Data about app and page elements:

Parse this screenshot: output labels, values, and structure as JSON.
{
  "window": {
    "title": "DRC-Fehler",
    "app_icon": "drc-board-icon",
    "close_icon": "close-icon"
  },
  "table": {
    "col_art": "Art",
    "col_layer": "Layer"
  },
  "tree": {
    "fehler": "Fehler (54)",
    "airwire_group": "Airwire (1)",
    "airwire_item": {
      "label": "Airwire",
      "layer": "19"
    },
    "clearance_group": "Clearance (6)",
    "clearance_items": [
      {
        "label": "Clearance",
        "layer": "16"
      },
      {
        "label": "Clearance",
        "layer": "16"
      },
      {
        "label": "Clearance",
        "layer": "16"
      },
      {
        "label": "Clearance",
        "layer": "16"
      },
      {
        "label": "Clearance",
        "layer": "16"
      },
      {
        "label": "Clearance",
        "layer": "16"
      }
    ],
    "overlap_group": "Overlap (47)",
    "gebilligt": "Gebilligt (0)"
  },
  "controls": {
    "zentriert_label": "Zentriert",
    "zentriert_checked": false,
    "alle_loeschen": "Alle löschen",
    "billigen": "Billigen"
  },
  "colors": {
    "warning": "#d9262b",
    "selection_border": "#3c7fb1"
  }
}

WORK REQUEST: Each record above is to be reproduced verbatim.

WRITTEN RESPONSE:
Parse this screenshot: output labels, values, and structure as JSON.
{
  "window": {
    "title": "DRC-Fehler",
    "app_icon": "drc-board-icon",
    "close_icon": "close-icon"
  },
  "table": {
    "col_art": "Art",
    "col_layer": "Layer"
  },
  "tree": {
    "fehler": "Fehler (54)",
    "airwire_group": "Airwire (1)",
    "airwire_item": {
      "label": "Airwire",
      "layer": "19"
    },
    "clearance_group": "Clearance (6)",
    "clearance_items": [
      {
        "label": "Clearance",
        "layer": "16"
      },
      {
        "label": "Clearance",
        "layer": "16"
      },
      {
        "label": "Clearance",
        "layer": "16"
      },
      {
        "label": "Clearance",
        "layer": "16"
      },
      {
        "label": "Clearance",
        "layer": "16"
      },
      {
        "label": "Clearance",
        "layer": "16"
      }
    ],
    "overlap_group": "Overlap (47)",
    "gebilligt": "Gebilligt (0)"
  },
  "controls": {
    "zentriert_label": "Zentriert",
    "zentriert_checked": false,
    "alle_loeschen": "Alle löschen",
    "billigen": "Billigen"
  },
  "colors": {
    "warning": "#d9262b",
    "selection_border": "#3c7fb1"
  }
}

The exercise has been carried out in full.